##### Working data

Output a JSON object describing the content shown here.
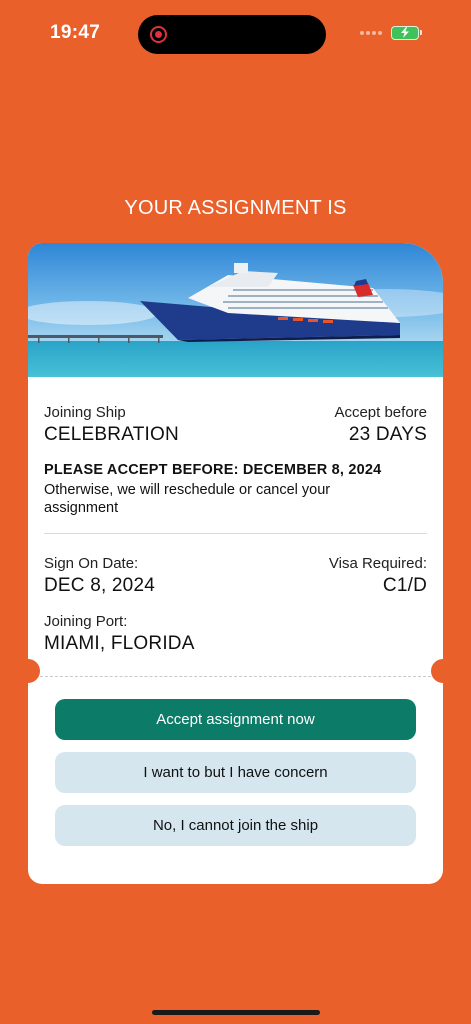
{
  "status_bar": {
    "time": "19:47"
  },
  "heading": "YOUR ASSIGNMENT IS",
  "assignment": {
    "ship_label": "Joining Ship",
    "ship_value": "CELEBRATION",
    "accept_label": "Accept before",
    "accept_value": "23 DAYS",
    "notice_title": "PLEASE ACCEPT BEFORE: DECEMBER 8, 2024",
    "notice_body": "Otherwise, we will reschedule or cancel your assignment",
    "sign_on_label": "Sign On Date:",
    "sign_on_value": "DEC 8, 2024",
    "visa_label": "Visa Required:",
    "visa_value": "C1/D",
    "port_label": "Joining Port:",
    "port_value": "MIAMI, FLORIDA"
  },
  "actions": {
    "accept": "Accept assignment now",
    "concern": "I want to but I have concern",
    "decline": "No, I cannot join the ship"
  },
  "colors": {
    "background": "#E9602B",
    "primary_button": "#0C7B67",
    "secondary_button": "#D5E6EF"
  },
  "icons": [
    "screen-record-icon",
    "signal-icon",
    "battery-charging-icon",
    "cruise-ship-image"
  ]
}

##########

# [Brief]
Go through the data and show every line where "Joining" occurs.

# [Answer section]
    "ship_label": "Joining Ship",
    "port_label": "Joining Port:",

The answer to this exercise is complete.